So, judging by his comments, the gentleman wants Newfoundland to be a country with a crippled banking system, massive unemployment, massive emmigration, but atleast we can say she is ours...Come to think of it, wasn't that the condition Newfoundland was in when it joined Canada. My own Grandmother had to leave Newfoundland, along with her five sisters, for Montreal after her father was knocked off his boat by the boom and drowned off Long Tickle. Two of her older brothers were already there working, as were many from the Bonivista area. From a family of fifteen one brother remained. They were third generation Newfoundlanders. The reason they went to Montreal was the same reason people today are going to northern Alberta - work that pays. Newfoundlanders helped build many parts of Canada. They have always been welcomed and loved in any part of Canada that I have been to. The dollars raised in the rest of the country have often gone back to help out on the Island, and even today fuel much of the economic boom occuring here. Not one Canadian bank folded during the meltdown of 2009, and Canada is in a strong position throughout the world. How is it then that this gentleman doesn't think Newfoundland fits with the Canadian model.

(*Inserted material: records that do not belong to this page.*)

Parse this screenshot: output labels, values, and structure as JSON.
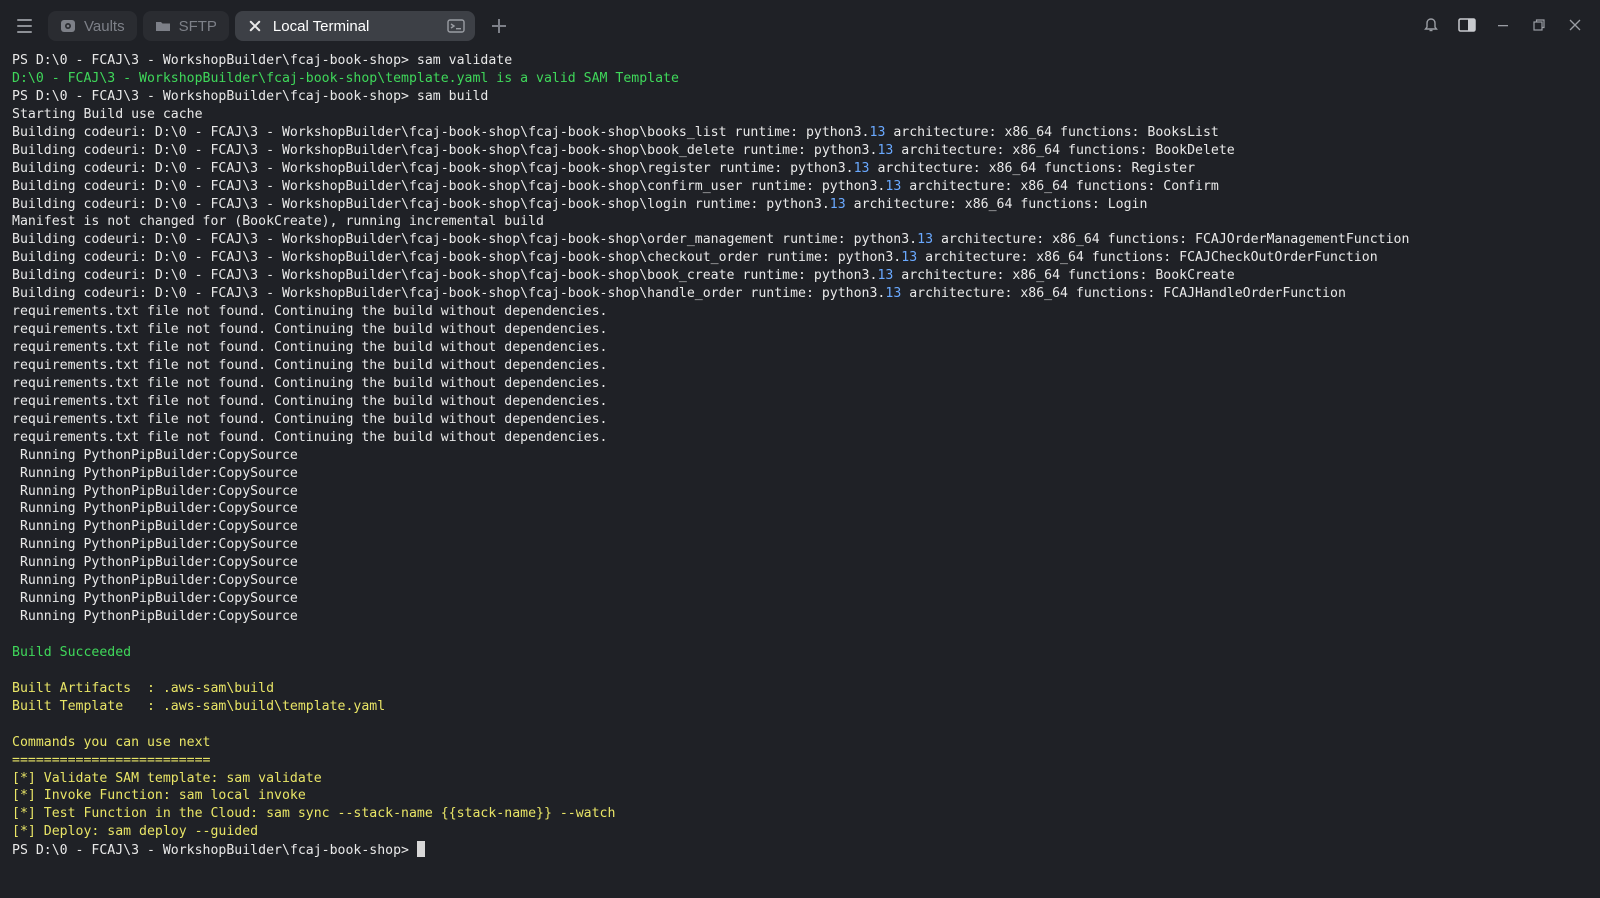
{
  "titlebar": {
    "tabs": [
      {
        "label": "Vaults",
        "icon": "vault-icon"
      },
      {
        "label": "SFTP",
        "icon": "folder-icon"
      },
      {
        "label": "Local Terminal",
        "icon": "terminal-icon",
        "active": true
      }
    ],
    "tools": [
      "bell-icon",
      "sidebar-toggle-icon",
      "minimize-icon",
      "restore-icon",
      "close-icon"
    ]
  },
  "colors": {
    "background": "#1f2126",
    "green": "#3fd85a",
    "yellow": "#e9e566",
    "number": "#6aa9ff"
  },
  "terminal": {
    "lines": [
      {
        "color": "default",
        "text": "PS D:\\0 - FCAJ\\3 - WorkshopBuilder\\fcaj-book-shop> sam validate"
      },
      {
        "color": "green",
        "text": "D:\\0 - FCAJ\\3 - WorkshopBuilder\\fcaj-book-shop\\template.yaml is a valid SAM Template"
      },
      {
        "color": "default",
        "text": "PS D:\\0 - FCAJ\\3 - WorkshopBuilder\\fcaj-book-shop> sam build"
      },
      {
        "color": "default",
        "text": "Starting Build use cache"
      },
      {
        "color": "default",
        "text": "Building codeuri: D:\\0 - FCAJ\\3 - WorkshopBuilder\\fcaj-book-shop\\fcaj-book-shop\\books_list runtime: python3.13 architecture: x86_64 functions: BooksList"
      },
      {
        "color": "default",
        "text": "Building codeuri: D:\\0 - FCAJ\\3 - WorkshopBuilder\\fcaj-book-shop\\fcaj-book-shop\\book_delete runtime: python3.13 architecture: x86_64 functions: BookDelete"
      },
      {
        "color": "default",
        "text": "Building codeuri: D:\\0 - FCAJ\\3 - WorkshopBuilder\\fcaj-book-shop\\fcaj-book-shop\\register runtime: python3.13 architecture: x86_64 functions: Register"
      },
      {
        "color": "default",
        "text": "Building codeuri: D:\\0 - FCAJ\\3 - WorkshopBuilder\\fcaj-book-shop\\fcaj-book-shop\\confirm_user runtime: python3.13 architecture: x86_64 functions: Confirm"
      },
      {
        "color": "default",
        "text": "Building codeuri: D:\\0 - FCAJ\\3 - WorkshopBuilder\\fcaj-book-shop\\fcaj-book-shop\\login runtime: python3.13 architecture: x86_64 functions: Login"
      },
      {
        "color": "default",
        "text": "Manifest is not changed for (BookCreate), running incremental build"
      },
      {
        "color": "default",
        "text": "Building codeuri: D:\\0 - FCAJ\\3 - WorkshopBuilder\\fcaj-book-shop\\fcaj-book-shop\\order_management runtime: python3.13 architecture: x86_64 functions: FCAJOrderManagementFunction"
      },
      {
        "color": "default",
        "text": "Building codeuri: D:\\0 - FCAJ\\3 - WorkshopBuilder\\fcaj-book-shop\\fcaj-book-shop\\checkout_order runtime: python3.13 architecture: x86_64 functions: FCAJCheckOutOrderFunction"
      },
      {
        "color": "default",
        "text": "Building codeuri: D:\\0 - FCAJ\\3 - WorkshopBuilder\\fcaj-book-shop\\fcaj-book-shop\\book_create runtime: python3.13 architecture: x86_64 functions: BookCreate"
      },
      {
        "color": "default",
        "text": "Building codeuri: D:\\0 - FCAJ\\3 - WorkshopBuilder\\fcaj-book-shop\\fcaj-book-shop\\handle_order runtime: python3.13 architecture: x86_64 functions: FCAJHandleOrderFunction"
      },
      {
        "color": "default",
        "text": "requirements.txt file not found. Continuing the build without dependencies."
      },
      {
        "color": "default",
        "text": "requirements.txt file not found. Continuing the build without dependencies."
      },
      {
        "color": "default",
        "text": "requirements.txt file not found. Continuing the build without dependencies."
      },
      {
        "color": "default",
        "text": "requirements.txt file not found. Continuing the build without dependencies."
      },
      {
        "color": "default",
        "text": "requirements.txt file not found. Continuing the build without dependencies."
      },
      {
        "color": "default",
        "text": "requirements.txt file not found. Continuing the build without dependencies."
      },
      {
        "color": "default",
        "text": "requirements.txt file not found. Continuing the build without dependencies."
      },
      {
        "color": "default",
        "text": "requirements.txt file not found. Continuing the build without dependencies."
      },
      {
        "color": "default",
        "text": " Running PythonPipBuilder:CopySource"
      },
      {
        "color": "default",
        "text": " Running PythonPipBuilder:CopySource"
      },
      {
        "color": "default",
        "text": " Running PythonPipBuilder:CopySource"
      },
      {
        "color": "default",
        "text": " Running PythonPipBuilder:CopySource"
      },
      {
        "color": "default",
        "text": " Running PythonPipBuilder:CopySource"
      },
      {
        "color": "default",
        "text": " Running PythonPipBuilder:CopySource"
      },
      {
        "color": "default",
        "text": " Running PythonPipBuilder:CopySource"
      },
      {
        "color": "default",
        "text": " Running PythonPipBuilder:CopySource"
      },
      {
        "color": "default",
        "text": " Running PythonPipBuilder:CopySource"
      },
      {
        "color": "default",
        "text": " Running PythonPipBuilder:CopySource"
      },
      {
        "color": "default",
        "text": ""
      },
      {
        "color": "green",
        "text": "Build Succeeded"
      },
      {
        "color": "default",
        "text": ""
      },
      {
        "color": "yellow",
        "text": "Built Artifacts  : .aws-sam\\build"
      },
      {
        "color": "yellow",
        "text": "Built Template   : .aws-sam\\build\\template.yaml"
      },
      {
        "color": "default",
        "text": ""
      },
      {
        "color": "yellow",
        "text": "Commands you can use next"
      },
      {
        "color": "yellow",
        "text": "========================="
      },
      {
        "color": "yellow",
        "text": "[*] Validate SAM template: sam validate"
      },
      {
        "color": "yellow",
        "text": "[*] Invoke Function: sam local invoke"
      },
      {
        "color": "yellow",
        "text": "[*] Test Function in the Cloud: sam sync --stack-name {{stack-name}} --watch"
      },
      {
        "color": "yellow",
        "text": "[*] Deploy: sam deploy --guided"
      }
    ],
    "prompt": "PS D:\\0 - FCAJ\\3 - WorkshopBuilder\\fcaj-book-shop> "
  }
}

Perhaps, in 2008 when the story was first aired, he was intoxicated by $145 a barrel oil. That although Newfoundland had been relying on the rest of the country for many years, now that it had to contribute back, it was time to cut the anchor rope and sail off. Although there are legitimate issues Newfoundland has, especially the going over it has been getting from Quebec Hydro, it has no better fit than Canada. Newfoundlands's future depends on modernizing and diversifying it's economy - much like Saskatchewan did. The trade, income and expertise to do that comes from its place in Canada. The stronger our union, the stronger our international position to the betterment of our people. Instead of looking at others to criticize for our position it is time to look in the mirror at those that are in charge of shaping the economy here.

To the gentleman wearing the Order of Canada lapel - please take it off. You do the people of Newfoundland a disservice. It is not always about "standing up for Newfoundland". We need to work hard for what we want. We can disagree without being disagreeable. Shed the complex.